*GIVEN RECORDS:*
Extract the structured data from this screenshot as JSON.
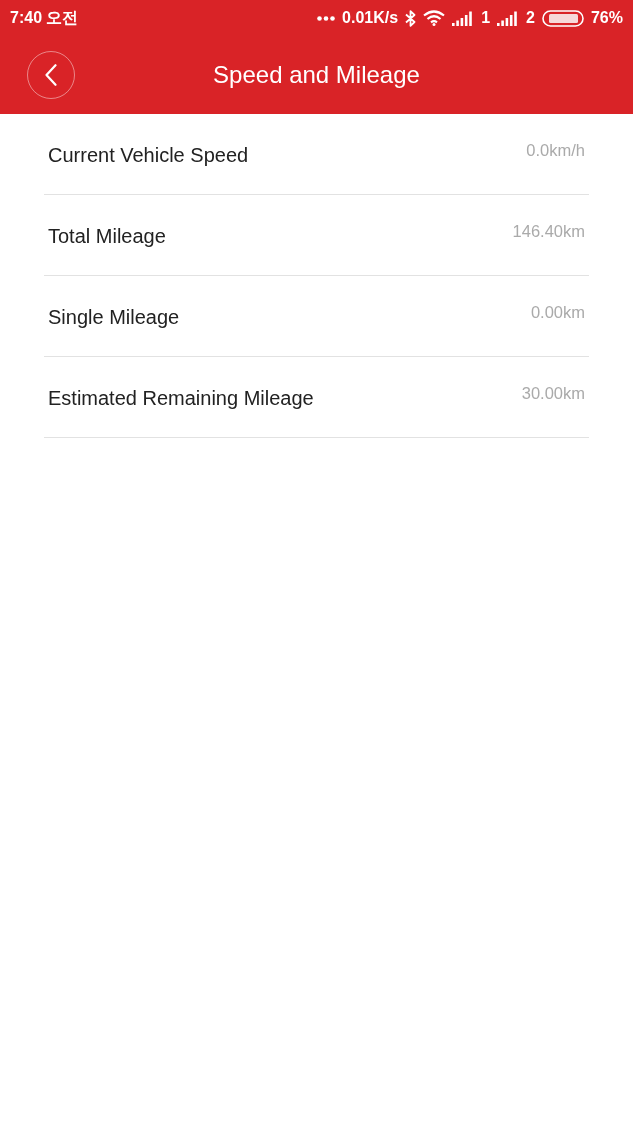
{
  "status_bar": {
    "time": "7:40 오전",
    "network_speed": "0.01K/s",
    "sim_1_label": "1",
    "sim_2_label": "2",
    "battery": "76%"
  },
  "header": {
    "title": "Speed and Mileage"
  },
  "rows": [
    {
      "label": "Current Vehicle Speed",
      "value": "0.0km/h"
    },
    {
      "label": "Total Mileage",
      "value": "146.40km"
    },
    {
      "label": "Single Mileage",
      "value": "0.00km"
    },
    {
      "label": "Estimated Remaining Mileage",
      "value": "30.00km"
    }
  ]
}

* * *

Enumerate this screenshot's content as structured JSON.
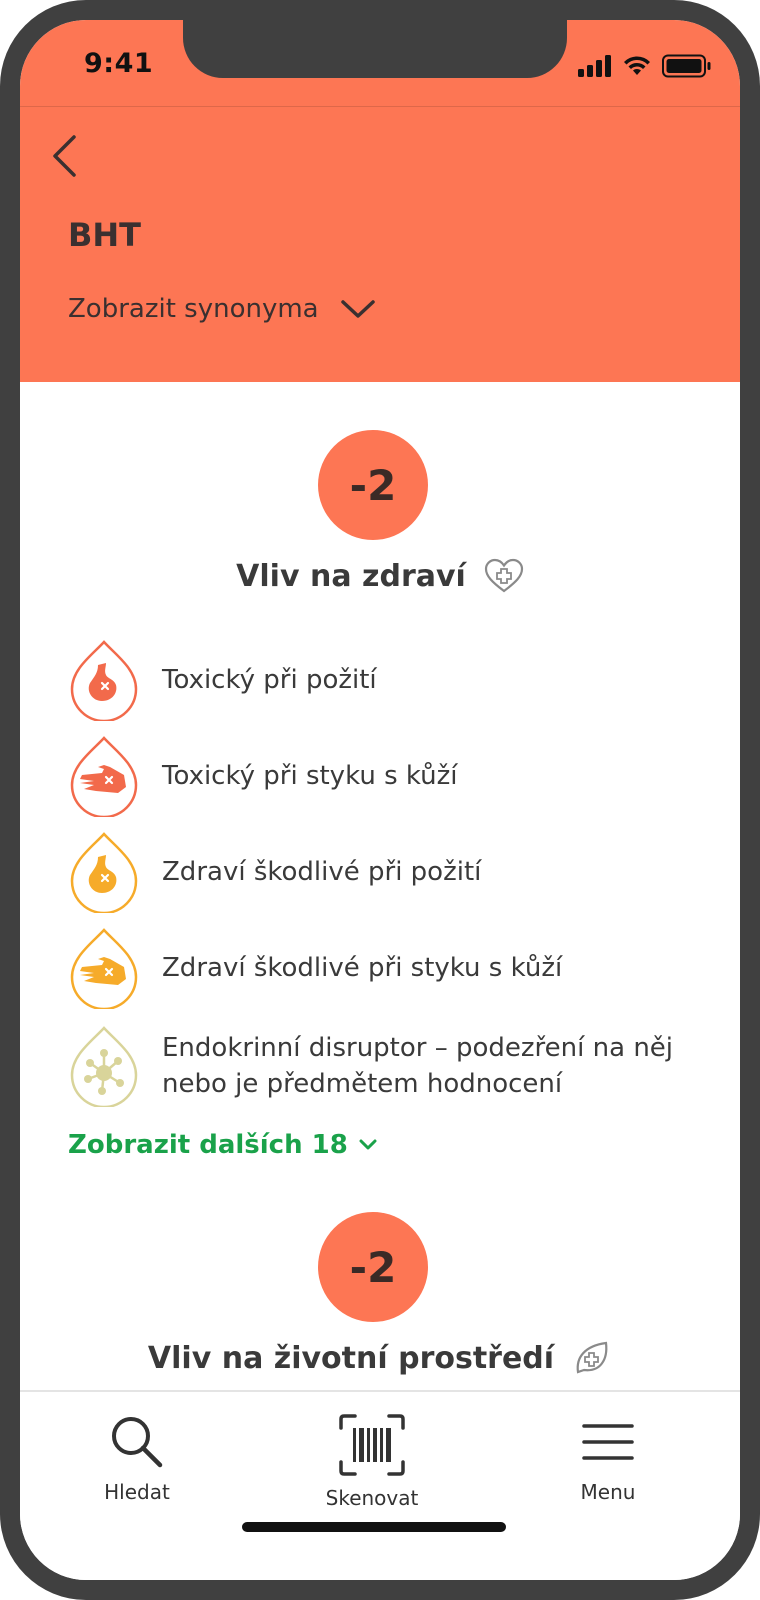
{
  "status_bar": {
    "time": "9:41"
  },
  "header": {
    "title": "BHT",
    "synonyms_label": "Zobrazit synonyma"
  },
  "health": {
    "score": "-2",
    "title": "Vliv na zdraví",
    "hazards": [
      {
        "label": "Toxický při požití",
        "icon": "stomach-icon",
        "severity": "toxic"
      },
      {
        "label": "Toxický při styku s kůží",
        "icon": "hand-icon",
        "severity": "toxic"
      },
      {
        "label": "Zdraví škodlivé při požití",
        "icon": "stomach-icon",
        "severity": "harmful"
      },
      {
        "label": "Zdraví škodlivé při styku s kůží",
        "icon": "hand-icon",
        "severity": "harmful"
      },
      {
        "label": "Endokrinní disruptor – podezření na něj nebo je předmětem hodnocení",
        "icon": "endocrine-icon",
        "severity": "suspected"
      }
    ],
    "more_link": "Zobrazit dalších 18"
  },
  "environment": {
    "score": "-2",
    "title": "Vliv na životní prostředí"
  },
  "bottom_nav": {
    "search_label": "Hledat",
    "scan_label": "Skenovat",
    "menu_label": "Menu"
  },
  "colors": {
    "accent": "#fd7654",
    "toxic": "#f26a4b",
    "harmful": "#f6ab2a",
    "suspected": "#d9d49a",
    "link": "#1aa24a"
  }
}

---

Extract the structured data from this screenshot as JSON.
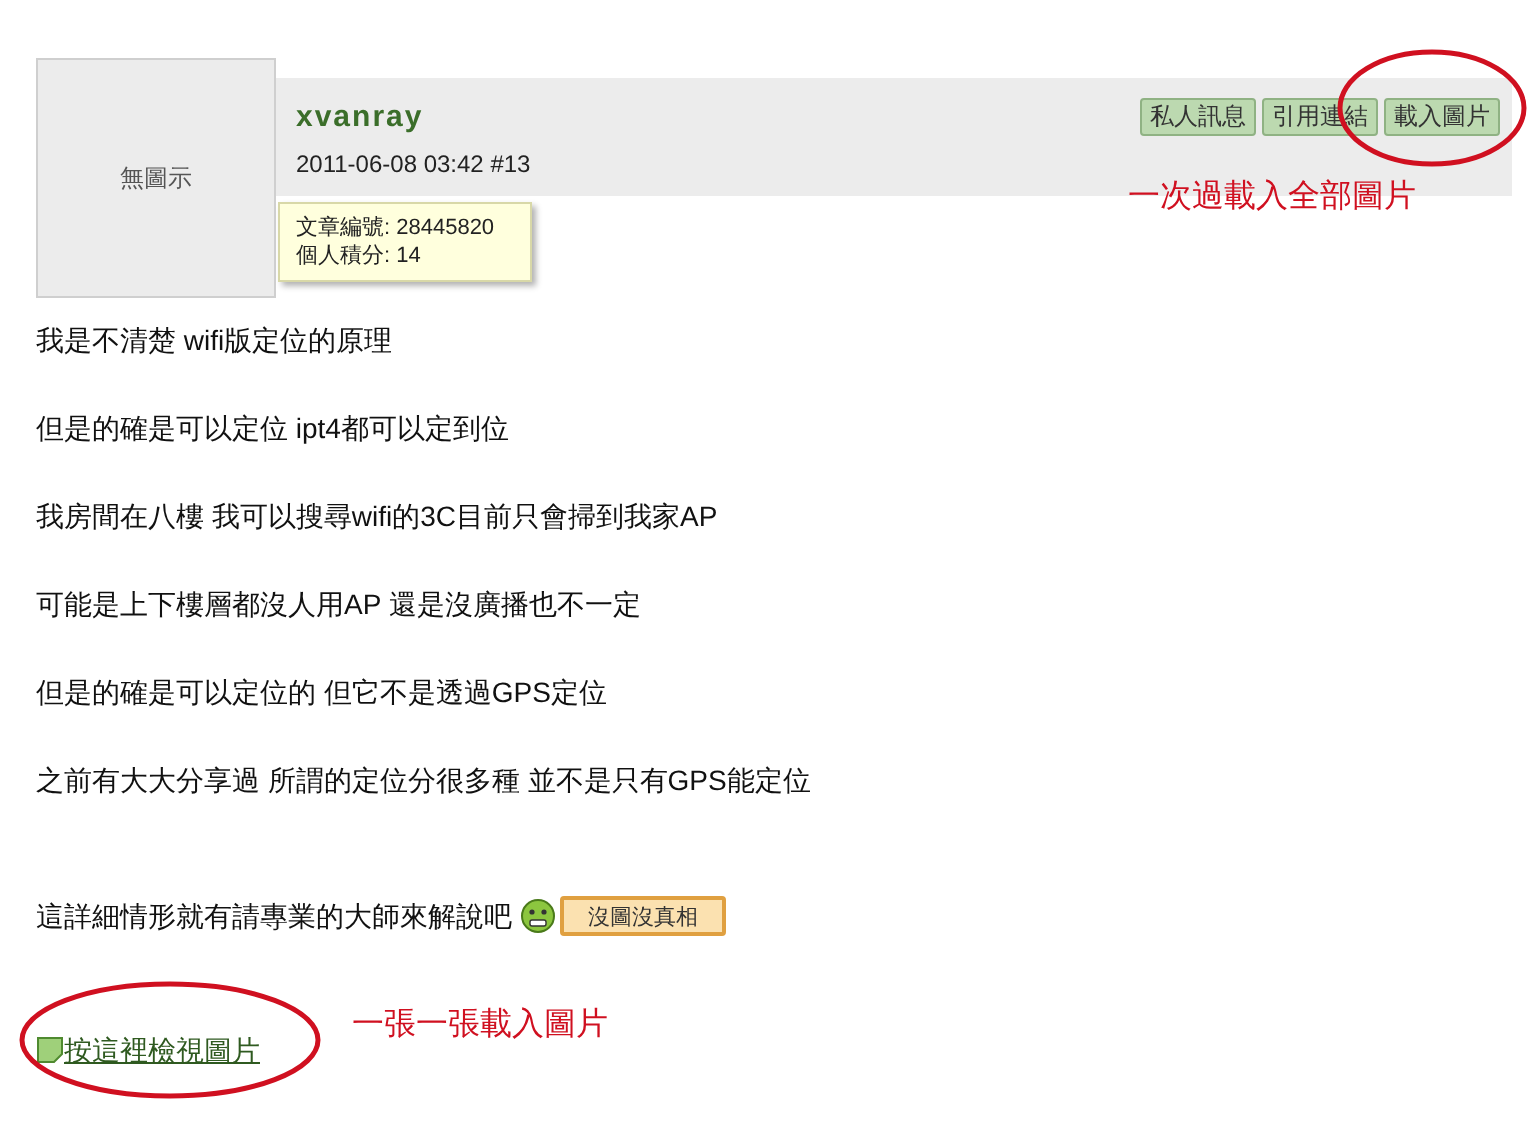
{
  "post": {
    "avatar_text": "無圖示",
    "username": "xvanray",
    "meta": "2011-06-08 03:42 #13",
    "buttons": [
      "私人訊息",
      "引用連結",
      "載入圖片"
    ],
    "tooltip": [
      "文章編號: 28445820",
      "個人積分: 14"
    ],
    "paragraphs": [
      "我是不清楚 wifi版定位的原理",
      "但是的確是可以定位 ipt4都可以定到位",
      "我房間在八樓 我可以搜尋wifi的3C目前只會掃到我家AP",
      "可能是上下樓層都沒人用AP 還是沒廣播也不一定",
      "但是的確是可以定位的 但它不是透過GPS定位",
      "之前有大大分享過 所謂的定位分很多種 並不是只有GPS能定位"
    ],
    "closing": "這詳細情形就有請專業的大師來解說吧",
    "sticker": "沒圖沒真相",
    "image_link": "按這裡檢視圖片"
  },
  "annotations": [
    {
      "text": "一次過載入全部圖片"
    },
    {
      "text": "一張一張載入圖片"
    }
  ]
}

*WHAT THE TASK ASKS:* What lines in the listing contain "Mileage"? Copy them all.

*OUTPUT FOR THIS TASK:*
    "title": "Speed and Mileage"
      "label": "Total Mileage",
      "label": "Single Mileage",
      "label": "Estimated Remaining Mileage",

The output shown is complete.